* [WHAT THE TASK ASKS]: Using the records that follow, work out how many lines hold the string "Naturminne" and provide that number only.

* [AVAILABLE DATA]:

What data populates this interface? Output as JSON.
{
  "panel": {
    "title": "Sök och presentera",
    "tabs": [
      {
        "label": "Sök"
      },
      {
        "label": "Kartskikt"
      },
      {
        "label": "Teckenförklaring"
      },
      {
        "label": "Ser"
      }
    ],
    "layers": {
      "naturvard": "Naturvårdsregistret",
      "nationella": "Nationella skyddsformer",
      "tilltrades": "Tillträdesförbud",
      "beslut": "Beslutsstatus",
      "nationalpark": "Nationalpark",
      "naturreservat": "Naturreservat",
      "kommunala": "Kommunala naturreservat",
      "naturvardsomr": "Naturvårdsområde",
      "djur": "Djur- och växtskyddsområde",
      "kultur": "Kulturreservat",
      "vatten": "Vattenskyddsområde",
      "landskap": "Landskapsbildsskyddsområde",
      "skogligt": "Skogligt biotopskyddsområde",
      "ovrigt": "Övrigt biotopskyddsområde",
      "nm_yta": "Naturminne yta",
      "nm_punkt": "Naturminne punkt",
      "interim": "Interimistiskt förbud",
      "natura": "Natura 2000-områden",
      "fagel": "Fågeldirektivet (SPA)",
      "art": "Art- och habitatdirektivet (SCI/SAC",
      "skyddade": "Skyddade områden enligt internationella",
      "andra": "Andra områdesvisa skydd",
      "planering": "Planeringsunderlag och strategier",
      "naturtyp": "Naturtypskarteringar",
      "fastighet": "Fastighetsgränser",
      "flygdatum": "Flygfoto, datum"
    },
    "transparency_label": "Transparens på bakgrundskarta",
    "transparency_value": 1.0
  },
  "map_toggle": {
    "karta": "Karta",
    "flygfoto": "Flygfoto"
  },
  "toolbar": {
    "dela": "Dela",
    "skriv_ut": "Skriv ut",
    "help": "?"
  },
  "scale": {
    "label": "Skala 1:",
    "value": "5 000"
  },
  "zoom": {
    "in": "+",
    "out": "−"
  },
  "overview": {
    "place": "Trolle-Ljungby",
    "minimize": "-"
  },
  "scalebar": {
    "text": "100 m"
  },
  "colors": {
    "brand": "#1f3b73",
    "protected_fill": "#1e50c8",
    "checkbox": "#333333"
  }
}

* [YOUR RESPONSE]: 2